GOVERNMENT has withdrawn its intention to acquire Gletwyn Estate, a move that exposes the state’s policy inconsistencies and shortcomings of laws
hastily promulgated to facilitate land seizures.
Administrative Court documents in the hands of the Independent show that government was forced to withdraw its intention to acquire Gletwyn farm after the dispossessed landowner, Alexander Stuart Ross, went to court seeking an order to compel President Mugabe to reverse the acquisition of his property, arguing that the farm falls under Harare urban.
The government’s Land Acquisition Act and Constitutional Amendment Act No 17 passed last year exempt municipal land from seizure by the state under the land reform programme.
In its notice of withdrawal, dated May 24, the attorney general’s Civil Division said: “Take notice that the Applicant (Minister of Lands, Land Reform and Resettlement) withdraws the above matter and tenders reasonable costs.”
In the papers filed on May 18, seeking the reversal of the acquisition, Ross said Gletwyn, which is registered in his name, was incorporated into the Harare municipal area by Statutory Instrument 41 of 1996 exempting it from acquisition for resettlement purposes. The land was “urban land within Harare’s municipal area, not rural land, nor agricultural land required for resettlement purposes in accordance with the land reform programme,” the court documents say.
Mugabe was cited as the first respondent and Didymus Mutasa, Lands, Land Reform and Resettlement minister, the second respondent.
Ross said acquisition of his property was reviewed on the basis of “gross irregularities in the proceedings and decisions by generally failing to comply with the requirements of the legislature regarding urban land”.
Gletwyn has been targeted for acquisition since 2002 with a flurry of Zanu PF-inspired invading groups moving in to grab the prime property.

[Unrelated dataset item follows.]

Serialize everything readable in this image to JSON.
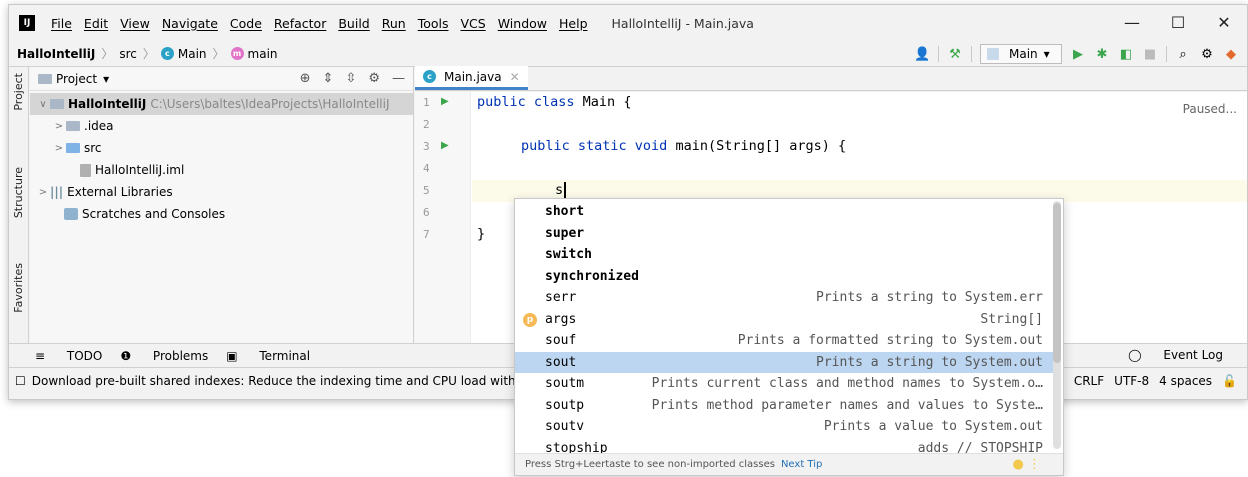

First it was the Sally Mugabe Housing Cooperative, before government seized the property in November 2004 and gave it to Divine Homes to subdivide into low-density residential stands.
Police Heights Housing Cooperative earlier this year occupied the farm, forcibly evicting more than 200 people on the pretext of developing residential stands for senior law enforcement officers.
Divine Homes, a private land developer chaired by Deputy Finance minister David Chapfika, has already started work, subdividing Gletwyn into 600 residential stands.
Ross argues in the court papers that it was illegal for the government to acquire Gletwyn because the Land Acquisition Act upon which it based its actions does not permit the state to acquire municipal land for purposes of redistribution.
“A piece of land under municipal area cannot be acquired under the provisions of the Land Acquisition Act applicable to agricultural land, as all land within any municipal area is expressly excluded from such provisions,” Ross states in his papers.
Section 2, Chapter 20:10 of the Act stipulates that “agricultural land required for resettlement purposes” means any rural land the acquisition of which is
reasonably required for resettlement purposes and which is identified in a preliminary notice as being required for those purposes. Rural land means any land other than land which is in a municipal area or local government area.
Last August’s constitutional amendment bans citizens from contesting in court seizure of their land by the state but it also makes it clear that government can only take farmland for purposes of resettlement.
“If the state were to start seizing urban land by ‘selective nationalisation’, it is possible the property market, upon which the state depends for many revenues and many people depend for their livelihoods, would collapse,” Ross said in his court application.